Legislator Anthony Piccirillo, R-Islip, will chair the committee. He said he wants a more open and transparent county government.

“The best disinfectant is sunlight," Piccirillo said. We're going to open the windows and let that sun in here to shine, and make sure that we get the truth.”

The committee is made up of four Republicans and two Democrats. They have subpoena powers to compel county employees and vendors to answer questions about the government computer system.

The county has also hired a forensic team to help determine what happened.

“The purpose of this committee is to do one thing, and one thing only, and that is to find out what happened, and how we can prevent that from happening again,” said Legislator Kevin McCaffrey, R-Lindenhurst, the legislature's presiding officer.

The County Clerk’s Office said the cyber attack was preventable with increased computer security and firewall protection. The clerk has said the legislature could have taken action on several bills as early as January to better protect themselves from a cyber intrusion.

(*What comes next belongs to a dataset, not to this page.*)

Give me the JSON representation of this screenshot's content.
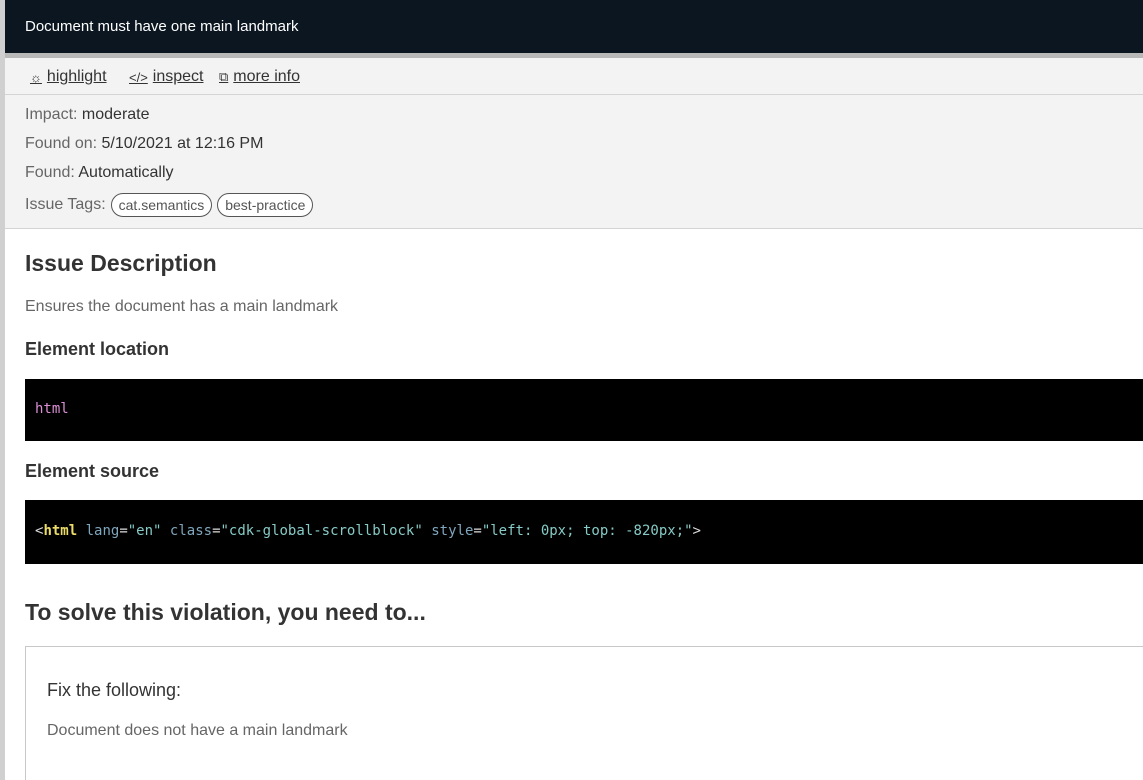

Now, the attack could cost Suffolk County over $20 million and years to fix. "This is not going to be a witch hunt," McCaffrey said. "We have formulated a bipartisan committee to get to the bottom of what happened."

"We cannot restore our entire system the way it was until the time that we feel that system is safe and secure," he continued.

The Nassau County Legislature also approved a contract for cybersecurity services on Monday, citing the fear of a possible attack.

A native Long Islander, J.D. is WSHU's managing editor. He also hosts the climate podcast Higher Ground. J.D. reports for public radio stations across the Northeast, is a journalism educator and proud SPJ member.